Don’t start a business until you’ve done the math.
If you’ve done your homework, as outlined in part one of this multi-part essay, then you have created a list of the types of things for which you have a passion. The list should be general in nature, as the execution part of this process has yet to be described.
With your list in hand, it’s important to assess the few things for which you have passion in a more objective manner. I call this part of the process, the “Do the Math” exercise. Specifically, it’s important to understand in round numbers if achieving your financial goals can be met by leveraging your passion in a reasonable amount of time and resource allocation. Generally, this is possible (only in the good old USA).
Here’s an example, I mentioned snow cones in part one of this essay. Maybe you grew up loving snow cones, and the very idea brings back such happy memories, that you have centered your thinking on snow cones. Further, you have some experience that lends itself to this concept, either experience or skill-based. So, snow cones it is for now.
Here’s the simple math questions you’ll need to answer: (1) how much will it cost in raw materials to deliver the type of snow cone you plan to sell? (2) How many reliable supplies of raw materials are available in the area where you will set-up your business? (3) How much money would you like to make from your venture (and therefore, how many snow cones do you need to sell)?
At the center of these questions are several fundamental issues. In question one, I’m focusing on raw materials costs. In questions two, I’m trying to understand reliable supply and supplier pricing power. And, in question three, I’m testing the desired outcome of the entrepreneur (and the resulting sales velocity needed to succeed).
So, if a snow cone costs $.20 in raw materials only, and each snow cone sold on average costs the consumer $2.70, we know that we have $2.50 per snow cone in which to allocate sales costs, labor, and other overhead into our profitability calculation (done later). We also know after some research, that there are four local suppliers of commercial ice that appear to be reliable, and that the flavors we seek can be sourced both locally and through Internet purchases with short lead times. Finally, we decide that we’d like to make $250,000 per year from our venture for now.
Here’s the math: With reliable and stable supply, at $2.50 per snow cone, we’d need to sell 100,000 snow cones per year (not counting sales, rent, labor, and overhead costs) to meet our $250,000 goal. That’s also 8,333 snow cones per month, 2,083 snow cones per week, 298 snow cones per day, or 30 snow cones per hour, each hour of a 10-hour day. To be fair, I’d suggest you add nearly 50% or more to those numbers to account for all the costs we’ve left out of the math thus far. With this math in hand, I’d suggest we take a good look at the various methods that might facilitate the pace of business we’re looking to achieve, while keeping in mind things like seasonality and weather, population density, demographics, and disposable income to name just a few critically important issues that effect sales velocity.

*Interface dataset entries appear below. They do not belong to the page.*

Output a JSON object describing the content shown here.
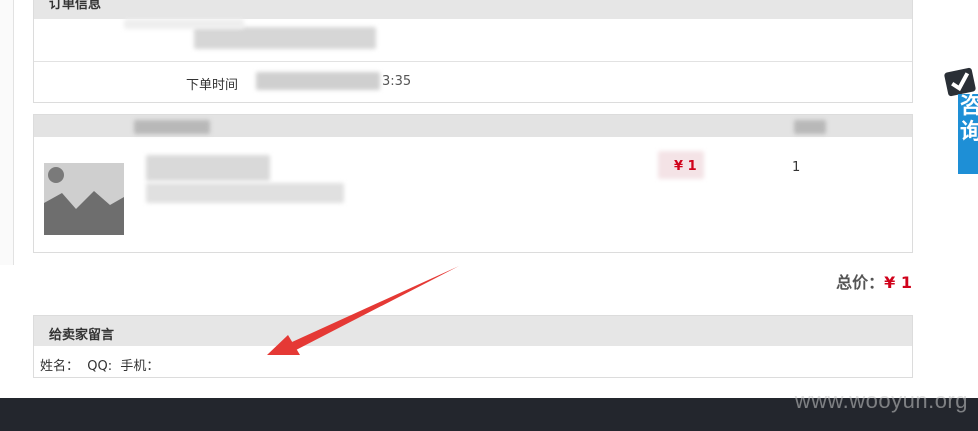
{
  "order_info": {
    "title": "订单信息",
    "order_time_label": "下单时间",
    "order_time_tail": "3:35"
  },
  "product": {
    "price": "¥ 1",
    "quantity": "1",
    "image_icon": "image-placeholder-icon"
  },
  "total": {
    "label": "总价：",
    "amount": "¥ 1"
  },
  "seller_message": {
    "title": "给卖家留言",
    "contact_line": "姓名：  QQ:  手机："
  },
  "consult": {
    "chars": [
      "咨",
      "询"
    ],
    "icon": "check-icon",
    "accent": "#1e8fd6"
  },
  "footer": {
    "watermark": "www.wooyun.org"
  },
  "colors": {
    "price_red": "#d0021b",
    "arrow_red": "#e53935",
    "footer_bg": "#23262d"
  }
}
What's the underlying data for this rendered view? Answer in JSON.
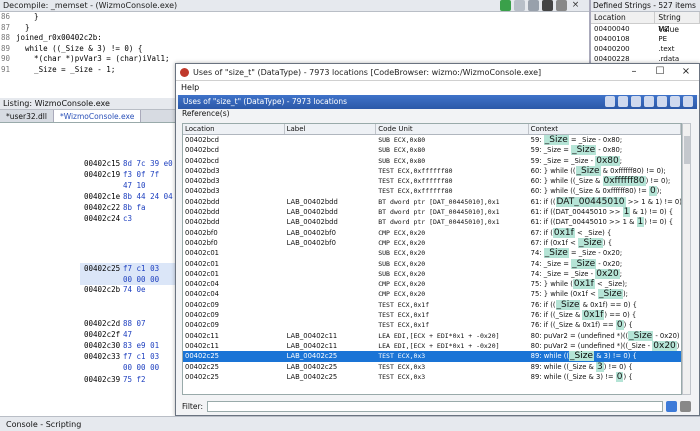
{
  "decompile": {
    "title": "Decompile: _memset - (WizmoConsole.exe)",
    "lines": [
      {
        "n": "86",
        "t": "    }"
      },
      {
        "n": "87",
        "t": "  }"
      },
      {
        "n": "88",
        "t": "joined_r0x00402c2b:"
      },
      {
        "n": "89",
        "t": "  while ((_Size & 3) != 0) {"
      },
      {
        "n": "90",
        "t": "    *(char *)pvVar3 = (char)iVal1;"
      },
      {
        "n": "91",
        "t": "    _Size = _Size - 1;"
      }
    ]
  },
  "listing": {
    "title": "Listing: WizmoConsole.exe",
    "tabs": [
      "*user32.dll",
      "*WizmoConsole.exe"
    ],
    "rows": [
      {
        "addr": "00402c15",
        "bytes": "8d 7c 39 e0"
      },
      {
        "addr": "00402c19",
        "bytes": "f3 0f 7f"
      },
      {
        "addr": "",
        "bytes": "47 10"
      },
      {
        "addr": "00402c1e",
        "bytes": "8b 44 24 04"
      },
      {
        "addr": "00402c22",
        "bytes": "8b fa"
      },
      {
        "addr": "00402c24",
        "bytes": "c3"
      },
      {
        "addr": "00402c25",
        "bytes": "f7 c1 03"
      },
      {
        "addr": "",
        "bytes": "00 00 00"
      },
      {
        "addr": "00402c2b",
        "bytes": "74 0e"
      },
      {
        "addr": "00402c2d",
        "bytes": "88 07"
      },
      {
        "addr": "00402c2f",
        "bytes": "47"
      },
      {
        "addr": "00402c30",
        "bytes": "83 e9 01"
      },
      {
        "addr": "00402c33",
        "bytes": "f7 c1 03"
      },
      {
        "addr": "",
        "bytes": "00 00 00"
      },
      {
        "addr": "00402c39",
        "bytes": "75 f2"
      }
    ]
  },
  "strings": {
    "title": "Defined Strings - 527 items",
    "col_location": "Location",
    "col_value": "String Value",
    "rows": [
      {
        "loc": "00400040",
        "val": "MZ"
      },
      {
        "loc": "00400108",
        "val": "PE"
      },
      {
        "loc": "00400200",
        "val": ".text"
      },
      {
        "loc": "00400228",
        "val": ".rdata"
      }
    ]
  },
  "dialog": {
    "title": "Uses of \"size_t\" (DataType) - 7973 locations [CodeBrowser: wizmo:/WizmoConsole.exe]",
    "menu_help": "Help",
    "header": "Uses of \"size_t\" (DataType) - 7973 locations",
    "references_label": "Reference(s)",
    "columns": [
      "Location",
      "Label",
      "Code Unit",
      "Context"
    ],
    "filter_label": "Filter:",
    "rows": [
      {
        "loc": "00402bcd",
        "label": "",
        "code": "SUB ECX,0x80",
        "ln": "59:",
        "pre": "",
        "hi": "_Size",
        "post": " = _Size - 0x80;"
      },
      {
        "loc": "00402bcd",
        "label": "",
        "code": "SUB ECX,0x80",
        "ln": "59:",
        "pre": "_Size = ",
        "hi": "_Size",
        "post": " - 0x80;"
      },
      {
        "loc": "00402bcd",
        "label": "",
        "code": "SUB ECX,0x80",
        "ln": "59:",
        "pre": "_Size = _Size - ",
        "hi": "0x80",
        "post": ";"
      },
      {
        "loc": "00402bd3",
        "label": "",
        "code": "TEST ECX,0xffffff80",
        "ln": "60:",
        "pre": "} while ((",
        "hi": "_Size",
        "post": " & 0xffffff80) != 0);"
      },
      {
        "loc": "00402bd3",
        "label": "",
        "code": "TEST ECX,0xffffff80",
        "ln": "60:",
        "pre": "} while ((_Size & ",
        "hi": "0xffffff80",
        "post": ") != 0);"
      },
      {
        "loc": "00402bd3",
        "label": "",
        "code": "TEST ECX,0xffffff80",
        "ln": "60:",
        "pre": "} while ((_Size & 0xffffff80) != ",
        "hi": "0",
        "post": ");"
      },
      {
        "loc": "00402bdd",
        "label": "LAB_00402bdd",
        "code": "BT dword ptr [DAT_00445010],0x1",
        "ln": "61:",
        "pre": "if ((",
        "hi": "DAT_00445010",
        "post": " >> 1 & 1) != 0) {"
      },
      {
        "loc": "00402bdd",
        "label": "LAB_00402bdd",
        "code": "BT dword ptr [DAT_00445010],0x1",
        "ln": "61:",
        "pre": "if ((DAT_00445010 >> ",
        "hi": "1",
        "post": " & 1) != 0) {"
      },
      {
        "loc": "00402bdd",
        "label": "LAB_00402bdd",
        "code": "BT dword ptr [DAT_00445010],0x1",
        "ln": "61:",
        "pre": "if ((DAT_00445010 >> 1 & ",
        "hi": "1",
        "post": ") != 0) {"
      },
      {
        "loc": "00402bf0",
        "label": "LAB_00402bf0",
        "code": "CMP ECX,0x20",
        "ln": "67:",
        "pre": "if (",
        "hi": "0x1f",
        "post": " < _Size) {"
      },
      {
        "loc": "00402bf0",
        "label": "LAB_00402bf0",
        "code": "CMP ECX,0x20",
        "ln": "67:",
        "pre": "if (0x1f < ",
        "hi": "_Size",
        "post": ") {"
      },
      {
        "loc": "00402c01",
        "label": "",
        "code": "SUB ECX,0x20",
        "ln": "74:",
        "pre": "",
        "hi": "_Size",
        "post": " = _Size - 0x20;"
      },
      {
        "loc": "00402c01",
        "label": "",
        "code": "SUB ECX,0x20",
        "ln": "74:",
        "pre": "_Size = ",
        "hi": "_Size",
        "post": " - 0x20;"
      },
      {
        "loc": "00402c01",
        "label": "",
        "code": "SUB ECX,0x20",
        "ln": "74:",
        "pre": "_Size = _Size - ",
        "hi": "0x20",
        "post": ";"
      },
      {
        "loc": "00402c04",
        "label": "",
        "code": "CMP ECX,0x20",
        "ln": "75:",
        "pre": "} while (",
        "hi": "0x1f",
        "post": " < _Size);"
      },
      {
        "loc": "00402c04",
        "label": "",
        "code": "CMP ECX,0x20",
        "ln": "75:",
        "pre": "} while (0x1f < ",
        "hi": "_Size",
        "post": ");"
      },
      {
        "loc": "00402c09",
        "label": "",
        "code": "TEST ECX,0x1f",
        "ln": "76:",
        "pre": "if ((",
        "hi": "_Size",
        "post": " & 0x1f) == 0) {"
      },
      {
        "loc": "00402c09",
        "label": "",
        "code": "TEST ECX,0x1f",
        "ln": "76:",
        "pre": "if ((_Size & ",
        "hi": "0x1f",
        "post": ") == 0) {"
      },
      {
        "loc": "00402c09",
        "label": "",
        "code": "TEST ECX,0x1f",
        "ln": "76:",
        "pre": "if ((_Size & 0x1f) == ",
        "hi": "0",
        "post": ") {"
      },
      {
        "loc": "00402c11",
        "label": "LAB_00402c11",
        "code": "LEA EDI,[ECX + EDI*0x1 + -0x20]",
        "ln": "80:",
        "pre": "puVar2 = (undefined *)((",
        "hi": "_Size",
        "post": " - 0x20) + (in"
      },
      {
        "loc": "00402c11",
        "label": "LAB_00402c11",
        "code": "LEA EDI,[ECX + EDI*0x1 + -0x20]",
        "ln": "80:",
        "pre": "puVar2 = (undefined *)((_Size - ",
        "hi": "0x20",
        "post": ") + (in"
      },
      {
        "loc": "00402c25",
        "label": "LAB_00402c25",
        "code": "TEST ECX,0x3",
        "ln": "89:",
        "pre": "while ((",
        "hi": "_Size",
        "post": " & 3) != 0) {",
        "selected": true
      },
      {
        "loc": "00402c25",
        "label": "LAB_00402c25",
        "code": "TEST ECX,0x3",
        "ln": "89:",
        "pre": "while ((_Size & ",
        "hi": "3",
        "post": ") != 0) {"
      },
      {
        "loc": "00402c25",
        "label": "LAB_00402c25",
        "code": "TEST ECX,0x3",
        "ln": "89:",
        "pre": "while ((_Size & 3) != ",
        "hi": "0",
        "post": ") {"
      }
    ]
  },
  "console": {
    "title": "Console - Scripting"
  }
}
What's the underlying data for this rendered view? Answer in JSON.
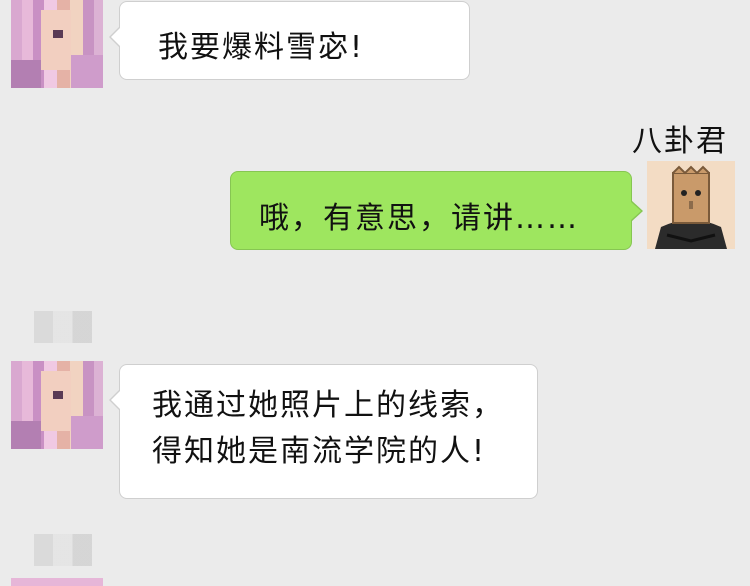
{
  "messages": [
    {
      "side": "left",
      "text_lines": [
        "我要爆料雪宓!"
      ]
    },
    {
      "side": "right",
      "sender": "八卦君",
      "text_lines": [
        "哦，有意思，请讲……"
      ]
    },
    {
      "side": "left",
      "text_lines": [
        "我通过她照片上的线索，",
        "得知她是南流学院的人!"
      ]
    }
  ],
  "colors": {
    "background": "#ebebeb",
    "incoming_bubble": "#ffffff",
    "outgoing_bubble": "#9ee65f"
  },
  "icons": {
    "incoming_avatar": "pixelated-pink-hair-avatar",
    "outgoing_avatar": "paper-bag-head-avatar"
  }
}
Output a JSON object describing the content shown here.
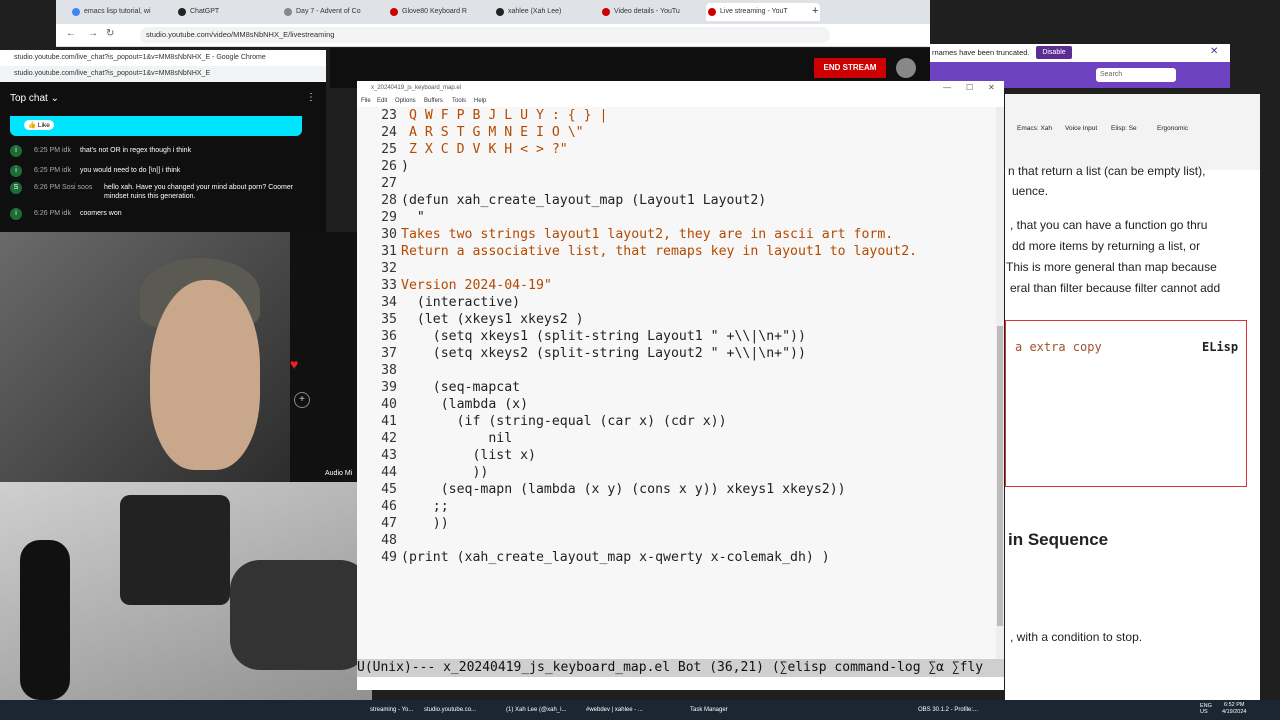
{
  "chrome": {
    "tabs": [
      {
        "label": "emacs lisp tutorial, wi",
        "color": "#4285f4"
      },
      {
        "label": "ChatGPT",
        "color": "#222222"
      },
      {
        "label": "Day 7 - Advent of Co",
        "color": "#888888"
      },
      {
        "label": "Glove80 Keyboard R",
        "color": "#cc0000"
      },
      {
        "label": "xahlee (Xah Lee)",
        "color": "#222222"
      },
      {
        "label": "Video details - YouTu",
        "color": "#cc0000"
      },
      {
        "label": "Live streaming - YouT",
        "color": "#cc0000"
      }
    ],
    "new_tab": "+",
    "address": "studio.youtube.com/video/MM8sNbNHX_E/livestreaming",
    "end_stream": "END STREAM"
  },
  "chat_window": {
    "title": "studio.youtube.com/live_chat?is_popout=1&v=MM8sNbNHX_E - Google Chrome",
    "url": "studio.youtube.com/live_chat?is_popout=1&v=MM8sNbNHX_E",
    "header": "Top chat",
    "like": "Like",
    "messages": [
      {
        "avatar": "i",
        "time": "6:25 PM",
        "name": "idk",
        "text": "that's not OR in regex though i think"
      },
      {
        "avatar": "i",
        "time": "6:25 PM",
        "name": "idk",
        "text": "you would need to do [\\n|] i think"
      },
      {
        "avatar": "S",
        "time": "6:26 PM",
        "name": "Sosi soos",
        "text": "hello xah. Have you changed your mind about porn? Coomer mindset ruins this generation."
      },
      {
        "avatar": "i",
        "time": "6:26 PM",
        "name": "idk",
        "text": "coomers won"
      }
    ]
  },
  "behind": {
    "audio_label": "Audio Mi"
  },
  "right_browser": {
    "notice": "rnames have been truncated.",
    "disable": "Disable",
    "search": "Search",
    "tabs": [
      "Emacs: Xah",
      "Voice Input",
      "Elisp: Se",
      "Ergonomic"
    ],
    "lines": [
      "n that return a list (can be empty list),",
      "uence.",
      ", that you can have a function go thru",
      "dd more items by returning a list, or",
      "This is more general than map because",
      "eral than filter because filter cannot add"
    ],
    "box_text": "a extra copy",
    "box_label": "ELisp",
    "heading": "in Sequence",
    "bottom_line": ", with a condition to stop."
  },
  "emacs": {
    "title": "x_20240419_js_keyboard_map.el",
    "menu": [
      "File",
      "Edit",
      "Options",
      "Buffers",
      "Tools",
      "Help"
    ],
    "lines": [
      {
        "n": "23",
        "t": " Q W F P B J L U Y : { } |"
      },
      {
        "n": "24",
        "t": " A R S T G M N E I O \\\""
      },
      {
        "n": "25",
        "t": " Z X C D V K H < > ?\""
      },
      {
        "n": "26",
        "t": ")"
      },
      {
        "n": "27",
        "t": ""
      },
      {
        "n": "28",
        "t": "(defun xah_create_layout_map (Layout1 Layout2)"
      },
      {
        "n": "29",
        "t": "  \""
      },
      {
        "n": "30",
        "t": "Takes two strings layout1 layout2, they are in ascii art form."
      },
      {
        "n": "31",
        "t": "Return a associative list, that remaps key in layout1 to layout2."
      },
      {
        "n": "32",
        "t": ""
      },
      {
        "n": "33",
        "t": "Version 2024-04-19\""
      },
      {
        "n": "34",
        "t": "  (interactive)"
      },
      {
        "n": "35",
        "t": "  (let (xkeys1 xkeys2 )"
      },
      {
        "n": "36",
        "t": "    (setq xkeys1 (split-string Layout1 \" +\\\\|\\n+\"))"
      },
      {
        "n": "37",
        "t": "    (setq xkeys2 (split-string Layout2 \" +\\\\|\\n+\"))"
      },
      {
        "n": "38",
        "t": ""
      },
      {
        "n": "39",
        "t": "    (seq-mapcat"
      },
      {
        "n": "40",
        "t": "     (lambda (x)"
      },
      {
        "n": "41",
        "t": "       (if (string-equal (car x) (cdr x))"
      },
      {
        "n": "42",
        "t": "           nil"
      },
      {
        "n": "43",
        "t": "         (list x)"
      },
      {
        "n": "44",
        "t": "         ))"
      },
      {
        "n": "45",
        "t": "     (seq-mapn (lambda (x y) (cons x y)) xkeys1 xkeys2))"
      },
      {
        "n": "46",
        "t": "    ;;"
      },
      {
        "n": "47",
        "t": "    ))"
      },
      {
        "n": "48",
        "t": ""
      },
      {
        "n": "49",
        "t": "(print (xah_create_layout_map x-qwerty x-colemak_dh) )"
      }
    ],
    "modeline": "U(Unix)--- x_20240419_js_keyboard_map.el Bot (36,21) (∑elisp command-log ∑α ∑fly",
    "highlight_color": "#b8f0a8"
  },
  "taskbar": {
    "items": [
      "streaming - Yo...",
      "studio.youtube.co...",
      "(1) Xah Lee (@xah_l...",
      "#webdev | xahlee - ...",
      "Task Manager",
      "OBS 30.1.2 - Profile:..."
    ],
    "lang": "ENG US",
    "time": "6:52 PM",
    "date": "4/19/2024"
  }
}
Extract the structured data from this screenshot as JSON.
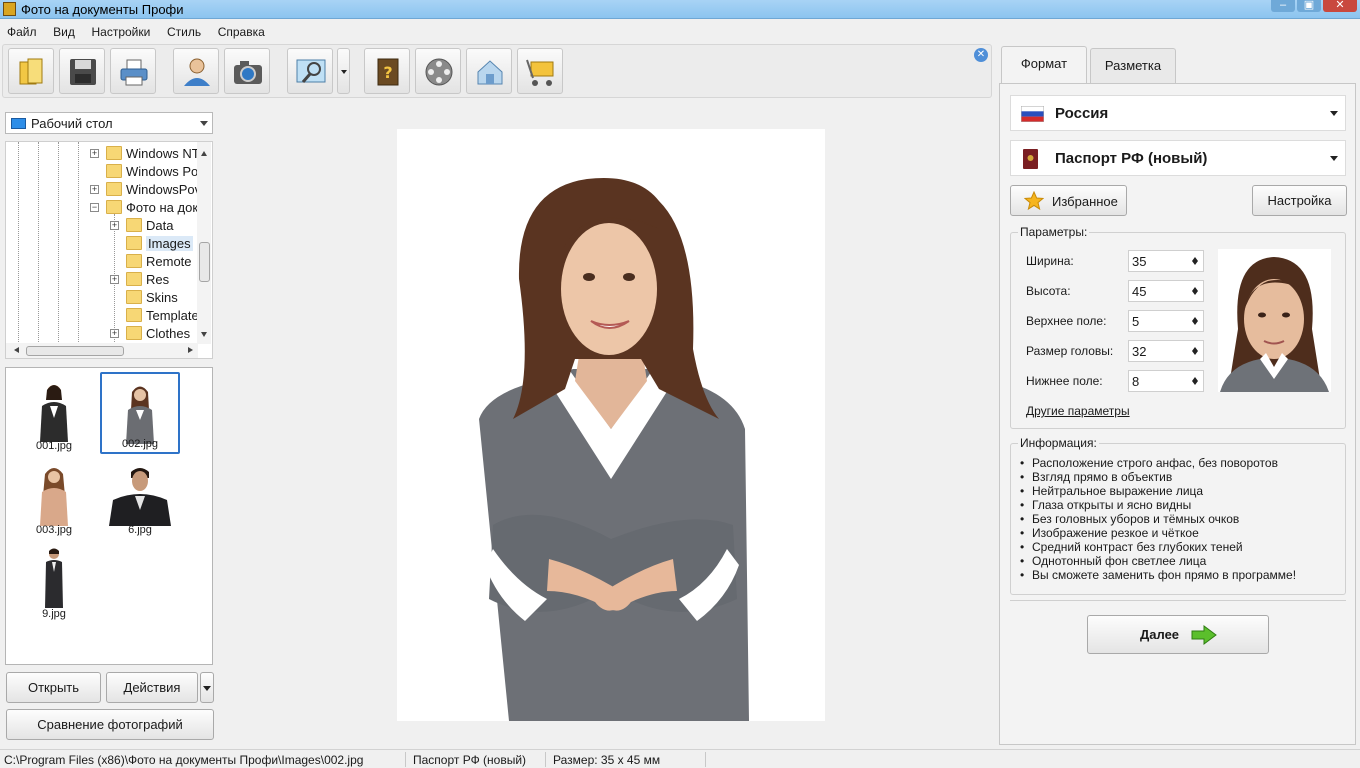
{
  "window": {
    "title": "Фото на документы Профи",
    "controls": [
      "–",
      "▣",
      "✕"
    ]
  },
  "menu": [
    "Файл",
    "Вид",
    "Настройки",
    "Стиль",
    "Справка"
  ],
  "toolbar": {
    "buttons": [
      {
        "name": "open-folder-icon"
      },
      {
        "name": "save-icon"
      },
      {
        "name": "print-icon"
      },
      {
        "name": "user-icon"
      },
      {
        "name": "camera-icon"
      },
      {
        "name": "photo-edit-icon"
      },
      {
        "name": "help-book-icon"
      },
      {
        "name": "video-reel-icon"
      },
      {
        "name": "website-icon"
      },
      {
        "name": "shop-cart-icon"
      }
    ],
    "close_badge": "✕"
  },
  "sidebar": {
    "location": "Рабочий стол",
    "tree": [
      {
        "label": "Windows NT",
        "level": 2,
        "expand": "+"
      },
      {
        "label": "Windows Po",
        "level": 2,
        "expand": ""
      },
      {
        "label": "WindowsPov",
        "level": 2,
        "expand": "+"
      },
      {
        "label": "Фото на док",
        "level": 2,
        "expand": "−"
      },
      {
        "label": "Data",
        "level": 3,
        "expand": "+"
      },
      {
        "label": "Images",
        "level": 3,
        "expand": "",
        "selected": true
      },
      {
        "label": "Remote",
        "level": 3,
        "expand": ""
      },
      {
        "label": "Res",
        "level": 3,
        "expand": "+"
      },
      {
        "label": "Skins",
        "level": 3,
        "expand": ""
      },
      {
        "label": "Template",
        "level": 3,
        "expand": ""
      },
      {
        "label": "Clothes",
        "level": 3,
        "expand": "+"
      }
    ],
    "thumbnails": [
      {
        "file": "001.jpg",
        "selected": false
      },
      {
        "file": "002.jpg",
        "selected": true
      },
      {
        "file": "003.jpg",
        "selected": false
      },
      {
        "file": "6.jpg",
        "selected": false
      },
      {
        "file": "9.jpg",
        "selected": false
      }
    ],
    "open_label": "Открыть",
    "actions_label": "Действия",
    "compare_label": "Сравнение фотографий"
  },
  "right": {
    "tabs": [
      "Формат",
      "Разметка"
    ],
    "active_tab": 0,
    "country": "Россия",
    "document": "Паспорт РФ (новый)",
    "favorites_label": "Избранное",
    "settings_label": "Настройка",
    "params": {
      "title": "Параметры:",
      "rows": [
        {
          "label": "Ширина:",
          "value": "35"
        },
        {
          "label": "Высота:",
          "value": "45"
        },
        {
          "label": "Верхнее поле:",
          "value": "5"
        },
        {
          "label": "Размер головы:",
          "value": "32"
        },
        {
          "label": "Нижнее поле:",
          "value": "8"
        }
      ],
      "more_link": "Другие параметры"
    },
    "info": {
      "title": "Информация:",
      "items": [
        "Расположение строго анфас, без поворотов",
        "Взгляд прямо в объектив",
        "Нейтральное выражение лица",
        "Глаза открыты и ясно видны",
        "Без головных уборов и тёмных очков",
        "Изображение резкое и чёткое",
        "Средний контраст без глубоких теней",
        "Однотонный фон светлее лица",
        "Вы сможете заменить фон прямо в программе!"
      ]
    },
    "next_label": "Далее"
  },
  "status": {
    "path": "C:\\Program Files (x86)\\Фото на документы Профи\\Images\\002.jpg",
    "format": "Паспорт РФ (новый)",
    "size": "Размер: 35 x 45 мм"
  },
  "colors": {
    "accent": "#2e73c8",
    "title_bar": "#a8d3f5",
    "next_arrow": "#5bbf2c"
  }
}
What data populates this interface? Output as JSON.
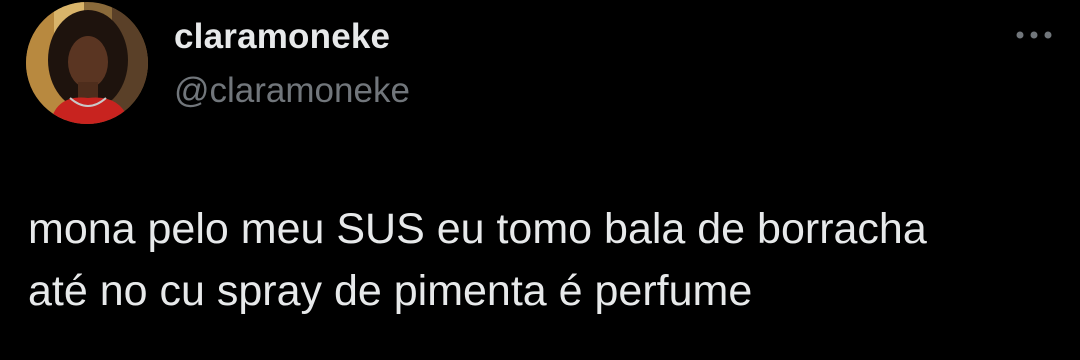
{
  "tweet": {
    "author": {
      "display_name": "claramoneke",
      "handle": "@claramoneke",
      "avatar_icon": "profile-photo"
    },
    "more_icon": "more-horizontal-icon",
    "text": "mona pelo meu SUS eu tomo bala de borracha\naté no cu spray de pimenta é perfume"
  },
  "theme": {
    "background": "#000000",
    "text_primary": "#e7e9ea",
    "text_secondary": "#71767b"
  }
}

In this analysis, we also can assess what kind of structure we might need to achieve our goals. For instance, if we needed to sell 1,200 snow cones per hour to succeed, we’d know immediately that this business would require some initial scaling to meet the financial objectives – most likely 4-5 snow cone trucks, employees, insurance, accounting/tax support, and so on. The cost of doing business just went up substantially! This is why it is vital to do the simple math prior to starting a business.
Therefore, your homework this week is to do the math. Next week, we’ll talk about how to deal with these numbers, and I’ll introduce the acronym MECE and the tem benchmarking. This may seem difficult, but once you start the process, the concept will likely fall into place for you. Do the math!